Andy Ellis elaborates here on the methods to prioritize security tasks within organizations and thus maintain high security value in the long-term perspective.
As security professionals, we have a lot on our plates, we have a lot of things to do. How many people here juggle? If you try to learn to juggle, you start with one ball. You take one ball and you throw it from one hand to the other hand. And you do that for a while, until you can learn to throw the ball from one hand to another hand. And then you take two balls: put one ball in each hand, and you throw one ball, and before the other ball gets here, you’ve got to throw it across and catch it. And you do this for a while until you learn what that’s like. And then you’ll take three balls; two in one hand, one in the other; throw one ball, get this ball out of the way, get this ball out of the way, get this ball out of the way…Juggling three balls is pretty easy, almost anybody can do it.So, if I give you three things to do, you’re going to be able to juggle those three things. Those three things could be any tasks that you have at hand.
Now, what if I give you five balls to juggle? How easy is that? Is it easier or harder than if I give you seventeen? Which one are you going to be more successful at? The answer that probably jumps into everybody’s head is five, and nobody wants to say it because they know it’s a trick question, because that’s wrong – the answer is seventeen. Because if I give you five things to juggle, you’re now below the security poverty line and you think you can do it, so you will try, and you will fail.
If I give you seventeen, if you’re smart you put fourteen of them down. And now you’re juggling three balls. You failed at fourteen, but you succeeded at three, which is better than you would have gotten with five. And that’s an important lesson: how do we figure out what are the things that we’re going to fail at anyway? Put them off to the future. It’s a very hard thing; our brains don’t want to deal with that, because we know what that risk is.
But if you’re just going to fail, fix something now. Fix something that will give you scalability into the future. 10 years ago I had to do this. Akamai got caught by the dot-com bubble; we laid off 29% of our employees in one day. And that was only one of our reefs; we went through several of them, it was very ugly. We were a 1200 person company; by the time we came out of the bubble we were 500.
I lost half of my security team; in fact, that was the first management thing I got to do. I got put in charge of our security team, there were five of us as peers, I got put in charge of it, and the first thing I got told to do is let two of them go. How do you even make a good decision like that? And then what do you do?
So, we went through this period that we called the ‘lifeboat exercise’. The boat sank, now we’re on a lifeboat, and we’re trying to bail water as fast as we can. We’re taking a lot of risk, and we knew it, because we were losing money quarter after quarter, and there was a very good chance we didn’t have a business at the other end of it. So, what could we do? This is what we did: we dropped the balls intentionally. We said: “This problem is for the future.”
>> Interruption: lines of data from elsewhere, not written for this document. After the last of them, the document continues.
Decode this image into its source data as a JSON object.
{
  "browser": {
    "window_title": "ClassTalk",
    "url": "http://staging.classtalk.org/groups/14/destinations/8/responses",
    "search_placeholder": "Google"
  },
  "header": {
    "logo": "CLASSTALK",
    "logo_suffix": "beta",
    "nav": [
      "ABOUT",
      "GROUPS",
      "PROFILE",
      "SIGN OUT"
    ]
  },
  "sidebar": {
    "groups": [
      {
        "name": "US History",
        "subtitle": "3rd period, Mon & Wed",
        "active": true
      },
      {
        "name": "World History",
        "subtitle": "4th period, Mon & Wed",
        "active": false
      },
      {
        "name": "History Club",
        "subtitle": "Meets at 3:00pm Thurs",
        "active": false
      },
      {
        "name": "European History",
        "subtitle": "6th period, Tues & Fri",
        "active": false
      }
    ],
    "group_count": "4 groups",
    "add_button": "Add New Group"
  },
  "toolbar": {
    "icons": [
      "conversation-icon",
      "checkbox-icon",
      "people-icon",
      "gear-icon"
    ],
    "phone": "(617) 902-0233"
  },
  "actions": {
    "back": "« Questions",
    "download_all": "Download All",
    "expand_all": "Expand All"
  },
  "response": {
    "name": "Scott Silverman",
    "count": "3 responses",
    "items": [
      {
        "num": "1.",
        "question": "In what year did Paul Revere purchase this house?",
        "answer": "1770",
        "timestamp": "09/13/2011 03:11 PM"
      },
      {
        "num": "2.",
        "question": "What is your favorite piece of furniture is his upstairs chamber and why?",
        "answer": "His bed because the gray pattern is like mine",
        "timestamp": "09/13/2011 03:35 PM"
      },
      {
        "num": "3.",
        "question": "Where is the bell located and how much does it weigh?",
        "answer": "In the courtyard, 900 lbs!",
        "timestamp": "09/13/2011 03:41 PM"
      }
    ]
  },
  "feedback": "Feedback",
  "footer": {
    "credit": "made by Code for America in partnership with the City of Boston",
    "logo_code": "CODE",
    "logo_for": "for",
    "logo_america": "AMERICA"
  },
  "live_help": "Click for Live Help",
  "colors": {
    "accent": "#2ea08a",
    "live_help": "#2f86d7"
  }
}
We implemented our own GRC system; I always laugh when people come and try to sell me GRC, because I built it myself. It’s simple: GRC is a spreadsheet. Take a spreadsheet and write down everything you’re casting forward to the future so that you don’t forget it and so that in the future you can go look at that and say: “What are the problems that I have to deal with?”So, coming back to how to measure security value – the values about resources, times, capabilities – the goal of any security program should be to increase your value over time. If you are not doing that, you’re doing something wrong. You want to provide more value tomorrow than you’re providing today.
However, if you’re below the security poverty line, you probably only think about value in terms of resources: how do I get more time, how do I get more money? This is not a good goal, because if your capabilities are low, people aren’t going to give you more time or more money. In fact, if they view you as an operational entity, by definition you get fewer resources over time. Operational groups are supposed to get more efficient; therefore they need less resources. That’s in everybody’s heads.If you want to run a good security program, your goal is to create technical surplus: increase your capabilities year after year so that you’re doing more with your resources; figure out how next year with the same amount of resources you will provide more value. I’m not saying: do more with less; even if it sounds like that. I’m actually saying: make yourself more. Make each person smarter year after year. Make each person better able to do their tasks. If your tasks are not effective, stop doing them, go do something else. Do things that provide value to your business; the money will follow.
So, I talked about how a year ago I had eleven people, and we gave five of them to the CIO organization. I’m assuming everybody can do math; that leaves me with six people, right? I have seventeen now, because the organization said: “Well, you’re much more effective, your capabilities are great, here’s more problems for you to go deal with, here are some people to deal with those problems.”
The problems they tended to give came in chunks that you needed three people to solve, and they gave me two people. The organization will never give you enough people to solve your problem; what they were relying on was our proven ability to make those people more effective, to give them better capabilities. They were right, we’re still very busy, I’d love to have more people. But what we focused on is not getting more people, it’s being more capable.